▶ EXERCISE DESCRIPTION:
Take every line in the entries that includes the word "Zone" and copy it.

▶ RECORDS SHOWN:
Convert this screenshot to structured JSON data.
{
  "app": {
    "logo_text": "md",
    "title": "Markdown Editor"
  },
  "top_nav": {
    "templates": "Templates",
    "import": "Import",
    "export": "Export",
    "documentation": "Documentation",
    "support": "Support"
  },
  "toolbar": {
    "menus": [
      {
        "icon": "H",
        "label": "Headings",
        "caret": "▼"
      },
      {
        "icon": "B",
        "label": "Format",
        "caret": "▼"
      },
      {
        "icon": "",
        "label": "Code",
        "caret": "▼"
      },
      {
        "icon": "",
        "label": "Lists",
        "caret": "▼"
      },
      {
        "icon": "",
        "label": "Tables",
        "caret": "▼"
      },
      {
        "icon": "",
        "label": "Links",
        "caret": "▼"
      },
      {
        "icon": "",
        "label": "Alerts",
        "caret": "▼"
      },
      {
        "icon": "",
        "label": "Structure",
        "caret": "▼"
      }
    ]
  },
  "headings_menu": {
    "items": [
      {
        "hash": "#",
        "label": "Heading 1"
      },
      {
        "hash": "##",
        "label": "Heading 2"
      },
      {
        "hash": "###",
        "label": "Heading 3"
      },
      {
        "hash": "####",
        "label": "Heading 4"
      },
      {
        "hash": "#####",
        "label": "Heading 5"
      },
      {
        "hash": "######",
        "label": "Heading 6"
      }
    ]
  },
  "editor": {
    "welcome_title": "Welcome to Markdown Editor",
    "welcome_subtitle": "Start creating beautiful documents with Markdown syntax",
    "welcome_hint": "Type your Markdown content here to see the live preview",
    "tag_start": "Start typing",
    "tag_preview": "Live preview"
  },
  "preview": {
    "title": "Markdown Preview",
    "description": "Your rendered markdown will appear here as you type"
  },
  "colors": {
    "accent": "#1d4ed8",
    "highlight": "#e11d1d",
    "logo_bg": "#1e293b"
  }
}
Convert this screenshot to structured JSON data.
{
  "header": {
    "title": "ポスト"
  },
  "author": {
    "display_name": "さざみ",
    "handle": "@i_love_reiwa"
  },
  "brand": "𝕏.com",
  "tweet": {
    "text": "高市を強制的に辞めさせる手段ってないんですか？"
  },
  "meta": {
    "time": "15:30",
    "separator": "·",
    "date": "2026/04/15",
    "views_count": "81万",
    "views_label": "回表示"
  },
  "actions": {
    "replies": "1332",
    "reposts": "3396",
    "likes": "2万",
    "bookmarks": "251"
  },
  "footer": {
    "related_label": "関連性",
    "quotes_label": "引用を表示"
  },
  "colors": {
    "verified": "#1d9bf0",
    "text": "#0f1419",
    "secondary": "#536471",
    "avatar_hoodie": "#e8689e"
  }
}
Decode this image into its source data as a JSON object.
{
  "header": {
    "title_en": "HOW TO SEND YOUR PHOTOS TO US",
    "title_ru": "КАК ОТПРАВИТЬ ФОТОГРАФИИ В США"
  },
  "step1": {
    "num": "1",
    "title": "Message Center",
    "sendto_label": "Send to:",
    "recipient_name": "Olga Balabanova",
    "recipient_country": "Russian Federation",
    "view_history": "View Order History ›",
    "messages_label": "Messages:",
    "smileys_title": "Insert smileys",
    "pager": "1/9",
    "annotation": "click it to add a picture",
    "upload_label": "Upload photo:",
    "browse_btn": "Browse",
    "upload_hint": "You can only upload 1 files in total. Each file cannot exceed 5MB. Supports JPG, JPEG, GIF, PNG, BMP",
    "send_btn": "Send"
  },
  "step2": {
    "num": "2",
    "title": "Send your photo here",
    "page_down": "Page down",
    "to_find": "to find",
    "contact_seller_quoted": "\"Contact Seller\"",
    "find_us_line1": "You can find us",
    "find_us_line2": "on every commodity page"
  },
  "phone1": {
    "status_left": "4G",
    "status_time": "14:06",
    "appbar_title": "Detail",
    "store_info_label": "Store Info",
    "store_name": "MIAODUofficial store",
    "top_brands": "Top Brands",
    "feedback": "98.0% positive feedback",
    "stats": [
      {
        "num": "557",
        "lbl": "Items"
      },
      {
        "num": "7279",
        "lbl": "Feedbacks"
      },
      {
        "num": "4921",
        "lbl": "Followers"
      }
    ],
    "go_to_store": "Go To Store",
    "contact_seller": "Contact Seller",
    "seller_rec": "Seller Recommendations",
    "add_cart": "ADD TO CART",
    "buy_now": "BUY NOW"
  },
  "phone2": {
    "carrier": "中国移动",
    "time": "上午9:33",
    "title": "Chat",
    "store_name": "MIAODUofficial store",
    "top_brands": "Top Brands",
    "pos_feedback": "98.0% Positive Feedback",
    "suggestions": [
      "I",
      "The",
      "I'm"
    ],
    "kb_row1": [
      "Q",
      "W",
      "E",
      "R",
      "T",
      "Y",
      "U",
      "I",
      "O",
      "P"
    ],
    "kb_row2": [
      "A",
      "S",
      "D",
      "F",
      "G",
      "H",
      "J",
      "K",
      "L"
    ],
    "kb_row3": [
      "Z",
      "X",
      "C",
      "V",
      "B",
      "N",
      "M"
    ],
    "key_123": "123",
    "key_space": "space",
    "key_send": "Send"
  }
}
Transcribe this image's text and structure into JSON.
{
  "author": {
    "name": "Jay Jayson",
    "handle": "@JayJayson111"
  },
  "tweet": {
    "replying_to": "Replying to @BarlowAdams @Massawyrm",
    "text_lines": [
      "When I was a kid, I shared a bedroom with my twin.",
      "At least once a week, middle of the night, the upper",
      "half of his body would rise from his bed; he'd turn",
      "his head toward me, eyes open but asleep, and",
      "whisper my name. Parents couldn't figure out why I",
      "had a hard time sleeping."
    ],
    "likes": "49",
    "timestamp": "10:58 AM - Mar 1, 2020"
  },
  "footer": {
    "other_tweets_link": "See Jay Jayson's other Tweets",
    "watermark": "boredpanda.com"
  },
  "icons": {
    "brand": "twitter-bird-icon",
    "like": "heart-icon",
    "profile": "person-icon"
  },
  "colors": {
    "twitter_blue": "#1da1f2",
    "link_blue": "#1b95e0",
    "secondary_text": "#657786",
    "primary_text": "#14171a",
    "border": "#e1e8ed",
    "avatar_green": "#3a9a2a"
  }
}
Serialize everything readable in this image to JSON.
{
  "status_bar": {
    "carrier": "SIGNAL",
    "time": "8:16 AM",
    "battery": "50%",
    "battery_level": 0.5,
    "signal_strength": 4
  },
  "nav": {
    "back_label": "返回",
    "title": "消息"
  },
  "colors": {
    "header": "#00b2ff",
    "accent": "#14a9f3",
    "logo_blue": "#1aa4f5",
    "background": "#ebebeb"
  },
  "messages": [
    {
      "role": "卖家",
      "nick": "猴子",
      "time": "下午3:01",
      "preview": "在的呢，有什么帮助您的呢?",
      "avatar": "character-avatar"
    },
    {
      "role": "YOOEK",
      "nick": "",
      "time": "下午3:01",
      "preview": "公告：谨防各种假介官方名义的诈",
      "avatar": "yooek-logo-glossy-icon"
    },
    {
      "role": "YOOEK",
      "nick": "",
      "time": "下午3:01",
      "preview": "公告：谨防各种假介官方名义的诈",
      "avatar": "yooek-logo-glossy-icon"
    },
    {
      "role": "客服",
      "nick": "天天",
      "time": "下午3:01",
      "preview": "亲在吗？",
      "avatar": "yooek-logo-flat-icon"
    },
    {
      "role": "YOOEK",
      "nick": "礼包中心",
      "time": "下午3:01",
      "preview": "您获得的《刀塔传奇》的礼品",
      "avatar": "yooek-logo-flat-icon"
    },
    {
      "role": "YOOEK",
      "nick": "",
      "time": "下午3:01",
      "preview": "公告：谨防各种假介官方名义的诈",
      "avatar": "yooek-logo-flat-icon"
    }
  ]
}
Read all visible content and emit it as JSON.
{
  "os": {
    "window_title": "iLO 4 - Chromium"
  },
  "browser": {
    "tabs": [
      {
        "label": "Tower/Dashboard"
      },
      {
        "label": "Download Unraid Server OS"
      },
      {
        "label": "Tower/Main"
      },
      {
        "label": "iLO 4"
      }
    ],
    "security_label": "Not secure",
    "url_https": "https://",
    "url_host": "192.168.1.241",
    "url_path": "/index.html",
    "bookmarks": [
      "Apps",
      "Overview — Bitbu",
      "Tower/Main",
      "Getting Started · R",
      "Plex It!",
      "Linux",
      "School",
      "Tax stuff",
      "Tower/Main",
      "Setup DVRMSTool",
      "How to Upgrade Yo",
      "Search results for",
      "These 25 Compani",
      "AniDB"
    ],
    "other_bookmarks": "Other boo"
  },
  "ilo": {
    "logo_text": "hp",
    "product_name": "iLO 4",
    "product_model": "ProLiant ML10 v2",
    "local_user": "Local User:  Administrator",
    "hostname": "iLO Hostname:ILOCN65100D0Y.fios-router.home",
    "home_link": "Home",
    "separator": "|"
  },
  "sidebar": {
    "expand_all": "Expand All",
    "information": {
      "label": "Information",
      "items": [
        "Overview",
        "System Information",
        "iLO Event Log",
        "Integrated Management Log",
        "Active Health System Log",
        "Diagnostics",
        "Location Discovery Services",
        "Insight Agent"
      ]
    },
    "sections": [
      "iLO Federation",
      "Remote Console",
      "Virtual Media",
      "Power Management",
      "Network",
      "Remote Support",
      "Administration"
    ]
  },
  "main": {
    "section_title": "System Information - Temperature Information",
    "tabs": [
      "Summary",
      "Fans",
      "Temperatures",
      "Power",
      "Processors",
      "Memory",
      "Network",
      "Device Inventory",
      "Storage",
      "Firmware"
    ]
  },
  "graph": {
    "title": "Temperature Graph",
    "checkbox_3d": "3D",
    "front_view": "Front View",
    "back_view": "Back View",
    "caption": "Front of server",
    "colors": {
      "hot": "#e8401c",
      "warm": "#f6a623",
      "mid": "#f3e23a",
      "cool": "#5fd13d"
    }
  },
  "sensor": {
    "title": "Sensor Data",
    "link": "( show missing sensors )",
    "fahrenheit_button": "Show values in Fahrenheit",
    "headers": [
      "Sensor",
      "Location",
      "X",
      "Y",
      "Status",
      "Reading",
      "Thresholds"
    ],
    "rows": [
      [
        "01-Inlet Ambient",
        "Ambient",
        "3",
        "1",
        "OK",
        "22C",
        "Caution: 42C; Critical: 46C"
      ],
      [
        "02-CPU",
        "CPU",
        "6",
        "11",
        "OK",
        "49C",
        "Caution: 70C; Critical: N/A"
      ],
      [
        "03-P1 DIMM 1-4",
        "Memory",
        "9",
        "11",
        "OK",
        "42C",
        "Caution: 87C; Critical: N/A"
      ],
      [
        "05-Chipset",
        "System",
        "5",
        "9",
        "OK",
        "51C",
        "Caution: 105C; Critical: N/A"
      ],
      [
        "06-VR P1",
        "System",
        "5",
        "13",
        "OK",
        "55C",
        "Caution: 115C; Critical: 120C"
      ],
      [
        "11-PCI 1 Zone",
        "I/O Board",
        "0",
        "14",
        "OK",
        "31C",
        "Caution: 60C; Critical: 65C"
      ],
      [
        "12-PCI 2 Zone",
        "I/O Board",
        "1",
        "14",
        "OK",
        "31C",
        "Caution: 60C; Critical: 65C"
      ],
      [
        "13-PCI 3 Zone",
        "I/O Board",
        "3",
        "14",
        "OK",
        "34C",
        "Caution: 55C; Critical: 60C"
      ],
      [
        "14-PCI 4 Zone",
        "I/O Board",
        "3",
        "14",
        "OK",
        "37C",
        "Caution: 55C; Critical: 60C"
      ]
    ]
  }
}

▶ TASK SOLUTION:
        "11-PCI 1 Zone",
        "12-PCI 2 Zone",
        "13-PCI 3 Zone",
        "14-PCI 4 Zone",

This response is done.